WHAT THE EXERCISE ASKS
None of the pictures should be copied, though every line of the listing must be printed exactly.
---------- SUPPLIED INFORMATION ----------
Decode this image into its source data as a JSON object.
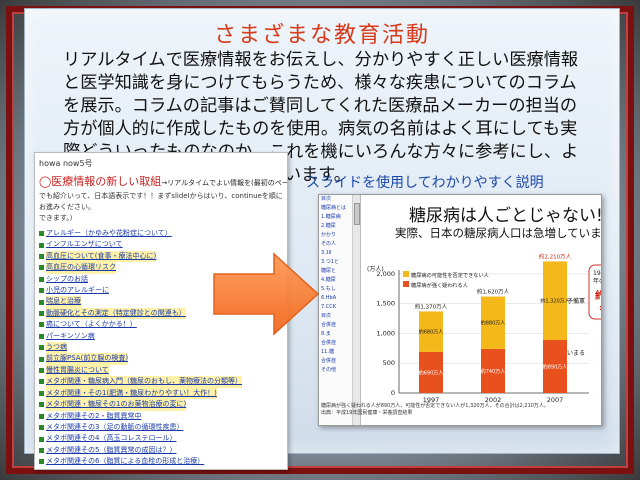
{
  "slide": {
    "title": "さまざまな教育活動",
    "body": "リアルタイムで医療情報をお伝えし、分かりやすく正しい医療情報と医学知識を身につけてもらうため、様々な疾患についてのコラムを展示。コラムの記事はご賛同してくれた医療品メーカーの担当の方が個人的に作成したものを使用。病気の名前はよく耳にしても実際どういったものなのか、これを機にいろんな方々に参考にし、よく知ってもらいたいと考えています。",
    "caption": "スライドを使用してわかりやすく説明"
  },
  "webpage": {
    "header": "howa now5号",
    "heading": "◯医療情報の新しい取組",
    "heading_rest": "→リアルタイムでよい情報を(最初のページ",
    "desc": "でも紹介いって、日本語表示です！！まずslideIからはいり、continueを順にお進みください。",
    "desc2": "できます。）",
    "items": [
      "アレルギー（かゆみや花粉症について）",
      "インフルエンザについて",
      "高血圧について(食事・療法中心に)",
      "高血圧の心循環リスク",
      "シップのお話",
      "小児のアレルギーに",
      "喘息と治療",
      "動脈硬化とその測定（特定健診との関連も）",
      "癌について（よくかかる！）",
      "パーキンソン病",
      "うつ病",
      "前立腺PSA(前立腺の検査)",
      "慢性胃腸炎について",
      "メタボ関連・糖尿病入門（糖尿のおもし、薬物療法の分類等）",
      "メタボ関連・その1(肥満・糖尿わかりやすい！大作！)",
      "メタボ関連・糖尿その1のお薬物治療の変に)",
      "メタボ関連その2・脂質異常中",
      "メタボ関連その3（足の動脈の循環性疾患）",
      "メタボ関連その4（高玉コレステロール）",
      "メタボ関連その5（脂質異常の成因は？）",
      "メタボ関連その6（脂質による血栓の形成と治療）"
    ],
    "highlighted": [
      2,
      3,
      6,
      7,
      10,
      11,
      12,
      13,
      14,
      15
    ]
  },
  "slide_shot": {
    "title": "糖尿病は人ごとじゃない!!",
    "subtitle": "実際、日本の糖尿病人口は急増していま",
    "nav": [
      "目次",
      "糖尿病とは",
      "1.糖尿病",
      "2.糖尿",
      "かかり",
      "その人",
      "3.1Ⅱ",
      "3.つ1と",
      "糖尿と",
      "4.糖尿",
      "5.もし",
      "6.HbA",
      "7.CCK",
      "目次",
      "合併症",
      "8.ま",
      "合併症",
      "11.糖",
      "合併症",
      "その他"
    ],
    "note": "糖尿病が強く疑われる人が890万人、可能性が否定できない人が1,320万人、その合計は2,210万人。出典：平成19年国民健康・栄養調査結果"
  },
  "chart_data": {
    "type": "bar",
    "title": "",
    "ylabel": "(万人)",
    "xlabel": "",
    "categories": [
      "1997",
      "2002",
      "2007"
    ],
    "ylim": [
      0,
      2500
    ],
    "yticks": [
      0,
      500,
      1000,
      1500,
      2000
    ],
    "series": [
      {
        "name": "糖尿病が強く疑われる人",
        "values": [
          690,
          740,
          890
        ],
        "color": "#e8501e"
      },
      {
        "name": "糖尿病の可能性を否定できない人",
        "values": [
          680,
          880,
          1320
        ],
        "color": "#f5b81a"
      }
    ],
    "totals": [
      "約1,370万人",
      "約1,620万人",
      "約2,210万人"
    ],
    "bottom_labels": [
      "約690万人",
      "約740万人",
      "約890万人"
    ],
    "top_labels": [
      "約680万人",
      "約880万人",
      "約1,320万人"
    ],
    "annotations": [
      "予備軍",
      "いまる",
      "1997年から",
      "年のわずか",
      "約2",
      "も"
    ]
  }
}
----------
ANSWER TO THE PROBLEM
Decode this image into its source data as a JSON object.
{
  "slide": {
    "title": "さまざまな教育活動",
    "body": "リアルタイムで医療情報をお伝えし、分かりやすく正しい医療情報と医学知識を身につけてもらうため、様々な疾患についてのコラムを展示。コラムの記事はご賛同してくれた医療品メーカーの担当の方が個人的に作成したものを使用。病気の名前はよく耳にしても実際どういったものなのか、これを機にいろんな方々に参考にし、よく知ってもらいたいと考えています。",
    "caption": "スライドを使用してわかりやすく説明"
  },
  "webpage": {
    "header": "howa now5号",
    "heading": "◯医療情報の新しい取組",
    "heading_rest": "→リアルタイムでよい情報を(最初のページ",
    "desc": "でも紹介いって、日本語表示です！！まずslideIからはいり、continueを順にお進みください。",
    "desc2": "できます。）",
    "items": [
      "アレルギー（かゆみや花粉症について）",
      "インフルエンザについて",
      "高血圧について(食事・療法中心に)",
      "高血圧の心循環リスク",
      "シップのお話",
      "小児のアレルギーに",
      "喘息と治療",
      "動脈硬化とその測定（特定健診との関連も）",
      "癌について（よくかかる！）",
      "パーキンソン病",
      "うつ病",
      "前立腺PSA(前立腺の検査)",
      "慢性胃腸炎について",
      "メタボ関連・糖尿病入門（糖尿のおもし、薬物療法の分類等）",
      "メタボ関連・その1(肥満・糖尿わかりやすい！大作！)",
      "メタボ関連・糖尿その1のお薬物治療の変に)",
      "メタボ関連その2・脂質異常中",
      "メタボ関連その3（足の動脈の循環性疾患）",
      "メタボ関連その4（高玉コレステロール）",
      "メタボ関連その5（脂質異常の成因は？）",
      "メタボ関連その6（脂質による血栓の形成と治療）"
    ],
    "highlighted": [
      2,
      3,
      6,
      7,
      10,
      11,
      12,
      13,
      14,
      15
    ]
  },
  "slide_shot": {
    "title": "糖尿病は人ごとじゃない!!",
    "subtitle": "実際、日本の糖尿病人口は急増していま",
    "nav": [
      "目次",
      "糖尿病とは",
      "1.糖尿病",
      "2.糖尿",
      "かかり",
      "その人",
      "3.1Ⅱ",
      "3.つ1と",
      "糖尿と",
      "4.糖尿",
      "5.もし",
      "6.HbA",
      "7.CCK",
      "目次",
      "合併症",
      "8.ま",
      "合併症",
      "11.糖",
      "合併症",
      "その他"
    ],
    "note": "糖尿病が強く疑われる人が890万人、可能性が否定できない人が1,320万人、その合計は2,210万人。出典：平成19年国民健康・栄養調査結果"
  },
  "chart_data": {
    "type": "bar",
    "title": "",
    "ylabel": "(万人)",
    "xlabel": "",
    "categories": [
      "1997",
      "2002",
      "2007"
    ],
    "ylim": [
      0,
      2500
    ],
    "yticks": [
      0,
      500,
      1000,
      1500,
      2000
    ],
    "series": [
      {
        "name": "糖尿病が強く疑われる人",
        "values": [
          690,
          740,
          890
        ],
        "color": "#e8501e"
      },
      {
        "name": "糖尿病の可能性を否定できない人",
        "values": [
          680,
          880,
          1320
        ],
        "color": "#f5b81a"
      }
    ],
    "totals": [
      "約1,370万人",
      "約1,620万人",
      "約2,210万人"
    ],
    "bottom_labels": [
      "約690万人",
      "約740万人",
      "約890万人"
    ],
    "top_labels": [
      "約680万人",
      "約880万人",
      "約1,320万人"
    ],
    "annotations": [
      "予備軍",
      "いまる",
      "1997年から",
      "年のわずか",
      "約2",
      "も"
    ]
  }
}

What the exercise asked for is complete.